Some of you may know his Soho residence, which is now part of the Judd Foundation. A 5 story industrial building Donald Judd took over in 1968 until his passing in 1994 – a premises only accessible through appointment nowadays (with a long waiting list). A property I’d walked by countless times; lodging with friends nearby during frequent New York fashion market buying trips.
I’d always thought to myself somewhat subconsciously “I’m gonna go in there sometime” but never acted on it. It’s not my style to email ahead of time and go through some pre-determined system or timetable you see. So I just let it be… even though Donald Judd’s compositions have long been an important source of inspiration for me, and this place is one I would not consider missing.
I’m skipping some smaller synchronistic details but I should also mention that I’d just read an interview with Rainer and Flavin Judd (his two kids) in the latest Apartamento Magazine a week or so prior to this trip. Needless to say, the guy was on my mind.
One early fall evening last year I somewhat unexpectedly found myself between rendez-vous. As one ended at a subway entrance with hugs and kisses on a West Broadway corner, I set out in the direction of Nolita, slowly strolling towards a restaurant I was to meet Erin, from Oak, for dinner. Lost in thoughts about my day’s revelations, which seemed to be pushing me towards designing products again (that’s an entirely other story) I noticed there was some sort of function being held at the Judd home. They happened to be celebrating a newly released series of Paintings. A private affair garnished with food and drinks, where the who’s who of the art world nudged elbows and clinked glasses.
A normal reaction would have been to look through the window for a second or two and be on my way, but I decided this was the time I was going in for a visit. Heck I had some time to kill. Security and guest list at the door asked for my name, “Jonah Leslie” I said with credence (even though until that moment I was unaware of this event taking place). “This way sir” a well groomed woman answered after consulting her ipad, as if they’d been waiting for me. I proceeded into the room eyes sparkling with inward smiles.
Behind the bar was a young girl I’d spoken to the day before at a Richard Serra exhibit in David Zwirner’s Meatpacking Gallery. She was an usher there and we discussed the significance of lighting and shadow in Serra’s sculptures. She handed me a beverage as we acknowledged each other grinningly.

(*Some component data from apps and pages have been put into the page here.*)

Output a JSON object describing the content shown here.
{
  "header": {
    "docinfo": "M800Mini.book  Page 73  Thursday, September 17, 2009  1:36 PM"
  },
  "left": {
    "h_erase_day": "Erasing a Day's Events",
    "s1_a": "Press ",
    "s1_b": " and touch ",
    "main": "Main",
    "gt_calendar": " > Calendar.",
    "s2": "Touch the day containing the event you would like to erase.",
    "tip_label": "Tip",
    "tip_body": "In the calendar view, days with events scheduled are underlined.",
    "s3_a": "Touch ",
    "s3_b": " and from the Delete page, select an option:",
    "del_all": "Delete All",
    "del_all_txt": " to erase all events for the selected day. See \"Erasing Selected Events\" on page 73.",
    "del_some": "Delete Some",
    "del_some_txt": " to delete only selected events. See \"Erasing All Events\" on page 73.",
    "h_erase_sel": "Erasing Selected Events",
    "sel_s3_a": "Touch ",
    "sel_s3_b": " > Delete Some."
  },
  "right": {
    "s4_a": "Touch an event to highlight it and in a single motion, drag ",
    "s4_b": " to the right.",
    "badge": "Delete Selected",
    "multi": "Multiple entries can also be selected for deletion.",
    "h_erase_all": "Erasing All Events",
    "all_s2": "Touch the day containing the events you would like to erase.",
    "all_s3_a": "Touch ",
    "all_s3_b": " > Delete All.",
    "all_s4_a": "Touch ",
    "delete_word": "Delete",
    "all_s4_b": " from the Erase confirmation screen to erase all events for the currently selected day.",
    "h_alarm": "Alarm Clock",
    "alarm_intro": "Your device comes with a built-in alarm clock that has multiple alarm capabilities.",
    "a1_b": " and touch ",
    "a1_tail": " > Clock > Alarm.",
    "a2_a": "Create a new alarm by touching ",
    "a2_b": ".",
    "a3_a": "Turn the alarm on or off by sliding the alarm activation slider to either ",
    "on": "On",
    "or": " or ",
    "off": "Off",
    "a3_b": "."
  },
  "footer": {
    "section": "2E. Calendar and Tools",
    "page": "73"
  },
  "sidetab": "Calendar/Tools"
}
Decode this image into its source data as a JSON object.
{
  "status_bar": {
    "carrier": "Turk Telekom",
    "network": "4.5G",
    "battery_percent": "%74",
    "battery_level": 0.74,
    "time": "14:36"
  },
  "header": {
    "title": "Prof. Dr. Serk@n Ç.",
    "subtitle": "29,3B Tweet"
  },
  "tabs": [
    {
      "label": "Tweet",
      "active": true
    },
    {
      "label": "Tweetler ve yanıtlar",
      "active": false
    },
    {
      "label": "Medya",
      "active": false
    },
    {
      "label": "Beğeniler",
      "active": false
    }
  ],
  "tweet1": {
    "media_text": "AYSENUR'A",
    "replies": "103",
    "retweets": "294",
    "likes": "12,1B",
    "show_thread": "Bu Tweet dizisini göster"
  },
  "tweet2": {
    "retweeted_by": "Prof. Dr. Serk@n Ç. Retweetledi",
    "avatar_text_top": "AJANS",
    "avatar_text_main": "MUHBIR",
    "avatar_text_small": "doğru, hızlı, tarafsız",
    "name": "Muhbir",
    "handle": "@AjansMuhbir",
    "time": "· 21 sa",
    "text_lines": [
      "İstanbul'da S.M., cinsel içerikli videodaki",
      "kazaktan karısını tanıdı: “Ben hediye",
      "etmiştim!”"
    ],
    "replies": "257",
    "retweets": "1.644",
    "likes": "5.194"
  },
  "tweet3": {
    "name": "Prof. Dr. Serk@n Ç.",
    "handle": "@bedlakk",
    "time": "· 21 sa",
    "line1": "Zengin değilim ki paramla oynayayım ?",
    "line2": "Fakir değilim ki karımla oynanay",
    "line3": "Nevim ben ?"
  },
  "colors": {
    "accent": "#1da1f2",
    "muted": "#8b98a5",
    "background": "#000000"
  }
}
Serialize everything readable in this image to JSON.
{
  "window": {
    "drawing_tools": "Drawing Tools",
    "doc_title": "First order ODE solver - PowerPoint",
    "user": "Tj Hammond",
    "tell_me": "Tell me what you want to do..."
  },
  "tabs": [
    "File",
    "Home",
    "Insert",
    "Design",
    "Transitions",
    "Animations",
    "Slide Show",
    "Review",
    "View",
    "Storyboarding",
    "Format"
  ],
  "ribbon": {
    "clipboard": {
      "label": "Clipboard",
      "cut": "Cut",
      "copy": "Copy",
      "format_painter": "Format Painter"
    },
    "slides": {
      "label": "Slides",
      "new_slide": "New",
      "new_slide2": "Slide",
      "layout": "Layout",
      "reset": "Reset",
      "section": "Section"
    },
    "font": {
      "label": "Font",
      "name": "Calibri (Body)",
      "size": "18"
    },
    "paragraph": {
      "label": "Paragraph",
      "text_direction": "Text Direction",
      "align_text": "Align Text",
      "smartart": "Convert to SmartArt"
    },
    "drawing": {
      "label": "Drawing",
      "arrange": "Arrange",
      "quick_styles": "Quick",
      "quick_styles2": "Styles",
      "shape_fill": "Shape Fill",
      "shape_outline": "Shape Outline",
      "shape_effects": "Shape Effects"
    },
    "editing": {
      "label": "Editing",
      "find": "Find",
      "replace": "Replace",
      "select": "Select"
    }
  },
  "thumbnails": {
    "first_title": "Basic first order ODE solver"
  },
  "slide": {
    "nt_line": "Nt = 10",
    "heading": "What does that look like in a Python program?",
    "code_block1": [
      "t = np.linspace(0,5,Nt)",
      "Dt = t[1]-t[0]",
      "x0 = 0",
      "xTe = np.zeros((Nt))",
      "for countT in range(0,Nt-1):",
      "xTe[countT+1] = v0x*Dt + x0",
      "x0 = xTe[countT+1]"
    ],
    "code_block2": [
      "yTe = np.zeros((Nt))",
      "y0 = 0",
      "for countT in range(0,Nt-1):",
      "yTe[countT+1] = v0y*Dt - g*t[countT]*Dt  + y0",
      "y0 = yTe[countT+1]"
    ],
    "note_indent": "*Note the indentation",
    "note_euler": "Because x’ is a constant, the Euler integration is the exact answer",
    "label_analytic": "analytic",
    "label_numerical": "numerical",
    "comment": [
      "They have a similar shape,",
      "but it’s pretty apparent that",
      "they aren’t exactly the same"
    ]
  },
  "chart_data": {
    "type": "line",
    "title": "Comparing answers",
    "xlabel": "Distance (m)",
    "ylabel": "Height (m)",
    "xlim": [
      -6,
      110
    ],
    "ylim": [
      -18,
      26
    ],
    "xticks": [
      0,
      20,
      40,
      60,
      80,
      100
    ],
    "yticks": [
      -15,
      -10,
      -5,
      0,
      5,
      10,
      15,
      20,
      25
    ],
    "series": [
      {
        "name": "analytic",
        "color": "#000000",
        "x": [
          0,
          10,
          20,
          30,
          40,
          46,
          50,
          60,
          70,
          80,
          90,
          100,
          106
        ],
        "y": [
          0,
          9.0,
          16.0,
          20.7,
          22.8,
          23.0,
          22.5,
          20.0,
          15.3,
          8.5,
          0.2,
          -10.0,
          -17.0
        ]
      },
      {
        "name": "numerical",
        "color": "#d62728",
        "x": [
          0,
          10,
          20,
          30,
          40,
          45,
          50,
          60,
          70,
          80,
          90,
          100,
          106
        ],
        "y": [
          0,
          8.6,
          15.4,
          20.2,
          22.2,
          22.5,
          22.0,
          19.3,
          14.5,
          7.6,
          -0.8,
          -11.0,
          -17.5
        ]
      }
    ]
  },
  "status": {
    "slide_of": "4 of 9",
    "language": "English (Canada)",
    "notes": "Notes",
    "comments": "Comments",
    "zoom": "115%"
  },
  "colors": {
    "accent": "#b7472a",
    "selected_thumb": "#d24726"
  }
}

I spent the next hour exploring the quiet upper floors of Donald Judd’s New York pied-a-terre – considering his work and life with other guests and Judd foundation scholars. Soaking up the sensorial particulars of his dwelling and sniffing out ghosts of his past.
This episode served as another reminder that one of the secrets to manifesting things you want out of love or affection, is to give time for them to happen when and how they’re supposed to – as though life reciprocates the tenderness you request with.